As I was looking for titles that fit our current reading theme, I chanced upon the board books section in the public library – and found a treasure trove of titles that seem perfect. Here are two of them, which can be considered classics, created by prolific and multi-award-winning artists.
Written and Illustrated by Eric Carle
Published by Philomel Books (2013).
ISBN: 0399164022 (ISBN13: 9780399164026). Borrowed from the Jurong West Public Library. Book photos taken by me.
Admittedly, I borrowed this book because it reminded me distinctly of Munich and Der Blaue Reiter, a group of artists who founded an art movement – including the likes of Franz Marc, Kandinsky, August Macke among others. I visited a number of museums featuring their works (including blue horses). I was also fortunate to be part of the library group who went to Kochel Am See to see the Franc Marc Museum, and Marc’s tombstone along with his wife (see my Photo Journal post).
This board book, however, did not go into much detail about the art movement. It simply celebrates how familiar animals can be rendered in different (often unexpected) colours. I find this to be an all-too-important message, especially since a lot of young children are rigidly being taught that red is strictly for apples, purple for grapes, blue for skies, and no shades in between.

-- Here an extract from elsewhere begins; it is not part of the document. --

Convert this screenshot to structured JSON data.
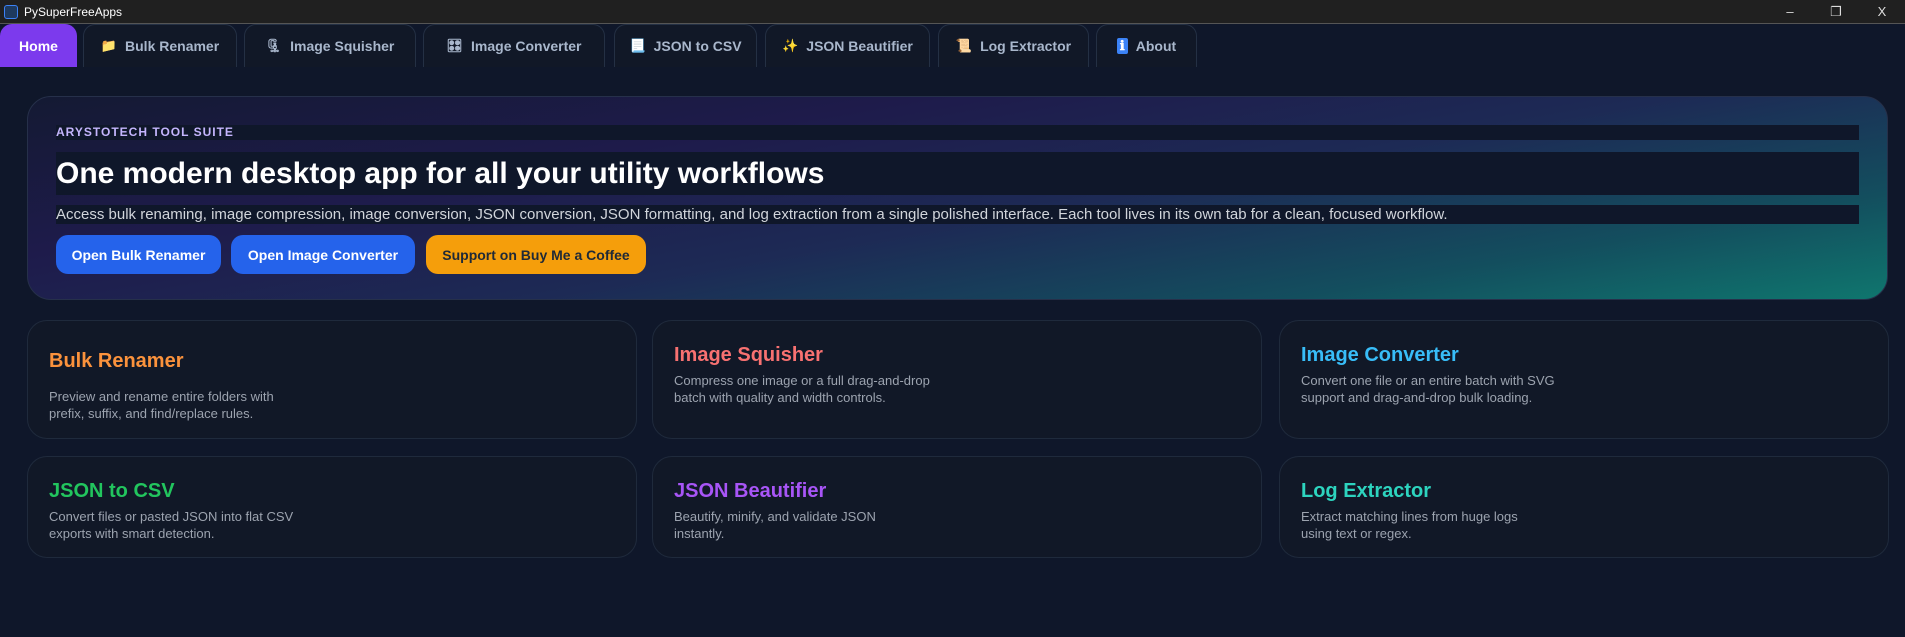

It is a subtle reminder of the beauty of dancing shades; and that on paper, as one creates something glorious, there is no fixed formula of how things ought to be done. As I was reading through the Goodreads review of other friends, apparently, there is more information provided in the longer picturebook version of this title, with notes regarding Eric Carle’s history as an artist and some information about Franz Marc. I will have to find that one too.
Written and Illustrated by Barney Saltzberg
Published by Workman Publishing Company (2010).
ISBN: 076115728X (ISBN13: 9780761157281). Borrowed from the Jurong West Public Library. Book photos taken by me.
This is a dynamic, fun, interactive book that transforms spills, stains, drips into something fantastic.
While I could anticipate how difficult it is to take care of books like this in the library (bane of pop-up or interactive titles), this is definitely worth the investment and the risk. It is cleverly executed and brilliantly packaged.
Despite the message being overwrought, Saltzberg conveyed it with unapologetic panache – indicating how reframing something and looking at the familiar with strange eyes (my favourite definition of creativity) can definitely make an Oops, infinitely beautiful.
#LitWorld2018GB Update: USA